Content starts

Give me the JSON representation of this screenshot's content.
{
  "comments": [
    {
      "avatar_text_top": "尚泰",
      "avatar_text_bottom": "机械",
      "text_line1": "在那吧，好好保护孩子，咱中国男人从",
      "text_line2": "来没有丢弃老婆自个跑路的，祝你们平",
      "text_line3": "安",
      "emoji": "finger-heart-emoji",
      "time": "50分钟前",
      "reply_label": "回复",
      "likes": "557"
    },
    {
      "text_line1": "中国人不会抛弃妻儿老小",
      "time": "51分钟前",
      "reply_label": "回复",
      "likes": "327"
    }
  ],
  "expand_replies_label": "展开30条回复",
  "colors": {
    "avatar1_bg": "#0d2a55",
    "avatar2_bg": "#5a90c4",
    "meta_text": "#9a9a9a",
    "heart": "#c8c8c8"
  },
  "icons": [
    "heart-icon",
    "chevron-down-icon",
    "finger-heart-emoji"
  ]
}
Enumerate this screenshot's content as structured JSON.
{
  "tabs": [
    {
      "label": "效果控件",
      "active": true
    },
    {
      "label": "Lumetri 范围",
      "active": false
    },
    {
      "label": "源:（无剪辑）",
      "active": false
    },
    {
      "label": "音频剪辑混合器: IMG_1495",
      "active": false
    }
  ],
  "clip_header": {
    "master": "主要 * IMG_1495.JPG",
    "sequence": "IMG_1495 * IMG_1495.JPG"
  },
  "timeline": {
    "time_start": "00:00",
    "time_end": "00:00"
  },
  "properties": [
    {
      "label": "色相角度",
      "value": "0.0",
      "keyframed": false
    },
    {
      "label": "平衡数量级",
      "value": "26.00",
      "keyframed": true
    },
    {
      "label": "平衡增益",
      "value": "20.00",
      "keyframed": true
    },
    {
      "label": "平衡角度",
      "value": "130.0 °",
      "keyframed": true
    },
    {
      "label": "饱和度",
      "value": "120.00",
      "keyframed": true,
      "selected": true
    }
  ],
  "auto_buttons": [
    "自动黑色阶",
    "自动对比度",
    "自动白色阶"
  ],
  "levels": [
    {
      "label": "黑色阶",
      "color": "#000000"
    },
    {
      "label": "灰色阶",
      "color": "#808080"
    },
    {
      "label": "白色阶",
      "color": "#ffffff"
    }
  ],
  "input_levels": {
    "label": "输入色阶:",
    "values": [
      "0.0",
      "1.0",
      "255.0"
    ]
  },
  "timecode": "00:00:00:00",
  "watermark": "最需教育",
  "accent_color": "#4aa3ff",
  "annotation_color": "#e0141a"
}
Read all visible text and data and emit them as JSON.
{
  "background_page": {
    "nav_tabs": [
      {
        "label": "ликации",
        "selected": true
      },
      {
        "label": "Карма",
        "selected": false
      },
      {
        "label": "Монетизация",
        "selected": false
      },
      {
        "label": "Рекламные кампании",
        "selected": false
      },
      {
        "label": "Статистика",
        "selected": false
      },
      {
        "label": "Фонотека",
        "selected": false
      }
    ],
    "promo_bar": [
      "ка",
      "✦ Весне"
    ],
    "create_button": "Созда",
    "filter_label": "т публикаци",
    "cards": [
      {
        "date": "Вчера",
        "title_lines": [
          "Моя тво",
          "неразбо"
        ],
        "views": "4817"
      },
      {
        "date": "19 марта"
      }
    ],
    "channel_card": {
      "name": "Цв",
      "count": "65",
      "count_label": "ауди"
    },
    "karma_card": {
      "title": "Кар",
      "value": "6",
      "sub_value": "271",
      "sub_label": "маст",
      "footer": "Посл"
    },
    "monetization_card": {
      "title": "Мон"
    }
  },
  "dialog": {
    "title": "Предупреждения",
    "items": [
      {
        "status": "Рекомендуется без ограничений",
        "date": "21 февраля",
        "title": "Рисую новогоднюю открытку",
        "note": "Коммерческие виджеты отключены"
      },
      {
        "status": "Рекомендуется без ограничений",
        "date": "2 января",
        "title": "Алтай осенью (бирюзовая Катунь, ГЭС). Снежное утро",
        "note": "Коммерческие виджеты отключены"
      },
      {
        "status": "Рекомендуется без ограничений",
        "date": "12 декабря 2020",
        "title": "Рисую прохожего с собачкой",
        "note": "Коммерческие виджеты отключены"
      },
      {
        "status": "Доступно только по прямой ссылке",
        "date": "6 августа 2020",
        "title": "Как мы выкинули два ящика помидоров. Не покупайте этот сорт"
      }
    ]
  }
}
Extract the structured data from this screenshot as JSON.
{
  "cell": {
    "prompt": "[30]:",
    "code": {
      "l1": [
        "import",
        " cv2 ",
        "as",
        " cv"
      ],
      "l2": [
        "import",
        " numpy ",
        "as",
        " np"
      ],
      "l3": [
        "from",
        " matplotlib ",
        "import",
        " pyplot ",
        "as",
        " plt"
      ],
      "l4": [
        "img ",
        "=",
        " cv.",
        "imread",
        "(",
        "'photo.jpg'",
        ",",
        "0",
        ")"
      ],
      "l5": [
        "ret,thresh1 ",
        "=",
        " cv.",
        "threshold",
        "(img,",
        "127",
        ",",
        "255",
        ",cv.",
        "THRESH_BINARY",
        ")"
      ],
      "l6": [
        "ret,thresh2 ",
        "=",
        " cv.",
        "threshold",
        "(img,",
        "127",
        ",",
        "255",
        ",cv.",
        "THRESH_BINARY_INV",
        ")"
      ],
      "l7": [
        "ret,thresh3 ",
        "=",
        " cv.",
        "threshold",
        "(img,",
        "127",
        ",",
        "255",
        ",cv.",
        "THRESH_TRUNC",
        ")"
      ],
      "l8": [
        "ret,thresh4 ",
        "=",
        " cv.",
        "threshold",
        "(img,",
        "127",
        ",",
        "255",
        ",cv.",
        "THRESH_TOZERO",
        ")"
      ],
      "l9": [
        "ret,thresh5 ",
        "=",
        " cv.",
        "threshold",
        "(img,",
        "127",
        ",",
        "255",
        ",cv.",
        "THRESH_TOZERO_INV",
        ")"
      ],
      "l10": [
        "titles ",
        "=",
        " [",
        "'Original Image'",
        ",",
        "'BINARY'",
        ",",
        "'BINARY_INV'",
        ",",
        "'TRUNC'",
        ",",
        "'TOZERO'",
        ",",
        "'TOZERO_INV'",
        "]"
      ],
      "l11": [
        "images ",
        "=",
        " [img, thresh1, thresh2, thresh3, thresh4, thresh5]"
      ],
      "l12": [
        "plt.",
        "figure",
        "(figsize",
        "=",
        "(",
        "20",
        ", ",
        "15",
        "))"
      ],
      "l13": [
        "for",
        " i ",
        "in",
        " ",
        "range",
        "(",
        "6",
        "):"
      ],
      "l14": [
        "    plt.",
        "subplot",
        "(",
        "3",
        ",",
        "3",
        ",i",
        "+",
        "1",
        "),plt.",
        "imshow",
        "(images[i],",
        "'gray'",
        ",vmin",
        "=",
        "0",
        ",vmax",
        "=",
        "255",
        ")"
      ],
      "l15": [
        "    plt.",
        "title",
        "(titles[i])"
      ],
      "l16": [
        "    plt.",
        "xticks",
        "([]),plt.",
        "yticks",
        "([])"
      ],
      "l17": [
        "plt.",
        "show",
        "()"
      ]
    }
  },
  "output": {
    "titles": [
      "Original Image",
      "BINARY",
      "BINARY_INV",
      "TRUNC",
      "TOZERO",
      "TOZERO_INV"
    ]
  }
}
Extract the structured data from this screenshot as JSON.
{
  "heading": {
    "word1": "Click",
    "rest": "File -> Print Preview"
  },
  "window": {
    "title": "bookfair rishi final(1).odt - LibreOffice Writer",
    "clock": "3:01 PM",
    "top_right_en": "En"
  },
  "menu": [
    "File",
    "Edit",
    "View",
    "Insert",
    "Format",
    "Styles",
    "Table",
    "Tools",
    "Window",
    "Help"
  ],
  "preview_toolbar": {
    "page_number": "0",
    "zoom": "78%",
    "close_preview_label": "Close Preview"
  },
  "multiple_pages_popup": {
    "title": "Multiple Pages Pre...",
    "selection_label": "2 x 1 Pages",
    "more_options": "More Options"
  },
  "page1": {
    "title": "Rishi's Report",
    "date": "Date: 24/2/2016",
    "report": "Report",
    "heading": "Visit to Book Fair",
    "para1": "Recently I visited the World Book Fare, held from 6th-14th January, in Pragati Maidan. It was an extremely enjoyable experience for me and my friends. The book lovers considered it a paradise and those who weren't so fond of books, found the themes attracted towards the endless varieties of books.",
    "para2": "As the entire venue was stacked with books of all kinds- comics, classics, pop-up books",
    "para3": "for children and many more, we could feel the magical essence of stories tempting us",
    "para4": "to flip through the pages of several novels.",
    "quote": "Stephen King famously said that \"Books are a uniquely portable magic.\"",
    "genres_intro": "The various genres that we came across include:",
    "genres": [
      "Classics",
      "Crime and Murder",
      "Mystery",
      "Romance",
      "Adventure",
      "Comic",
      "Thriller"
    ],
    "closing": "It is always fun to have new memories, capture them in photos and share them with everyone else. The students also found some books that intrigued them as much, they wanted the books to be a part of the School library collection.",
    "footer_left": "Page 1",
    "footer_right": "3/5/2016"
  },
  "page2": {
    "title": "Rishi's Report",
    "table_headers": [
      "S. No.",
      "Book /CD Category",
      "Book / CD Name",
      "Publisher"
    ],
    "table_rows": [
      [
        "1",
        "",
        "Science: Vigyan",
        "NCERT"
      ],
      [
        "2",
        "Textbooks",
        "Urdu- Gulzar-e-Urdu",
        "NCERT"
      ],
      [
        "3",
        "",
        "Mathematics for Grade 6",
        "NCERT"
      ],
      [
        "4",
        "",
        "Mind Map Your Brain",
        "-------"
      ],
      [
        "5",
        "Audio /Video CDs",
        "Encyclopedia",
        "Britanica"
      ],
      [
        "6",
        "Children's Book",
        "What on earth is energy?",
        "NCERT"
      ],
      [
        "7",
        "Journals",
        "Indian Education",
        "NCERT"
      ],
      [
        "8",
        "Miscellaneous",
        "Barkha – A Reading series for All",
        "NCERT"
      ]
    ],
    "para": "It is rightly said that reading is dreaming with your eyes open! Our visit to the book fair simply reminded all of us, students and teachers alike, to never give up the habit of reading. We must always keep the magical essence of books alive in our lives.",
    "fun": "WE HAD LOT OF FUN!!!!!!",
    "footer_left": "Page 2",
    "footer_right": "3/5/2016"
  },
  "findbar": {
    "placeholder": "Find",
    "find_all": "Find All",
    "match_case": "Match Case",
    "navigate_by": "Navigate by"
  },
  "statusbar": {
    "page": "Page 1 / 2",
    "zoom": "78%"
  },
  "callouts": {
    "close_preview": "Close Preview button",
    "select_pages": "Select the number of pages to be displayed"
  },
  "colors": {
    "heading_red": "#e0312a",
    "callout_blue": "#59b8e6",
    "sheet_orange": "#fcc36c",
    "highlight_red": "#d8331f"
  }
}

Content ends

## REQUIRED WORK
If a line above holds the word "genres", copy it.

## ANSWER
    "genres_intro": "The various genres that we came across include:",
    "genres": [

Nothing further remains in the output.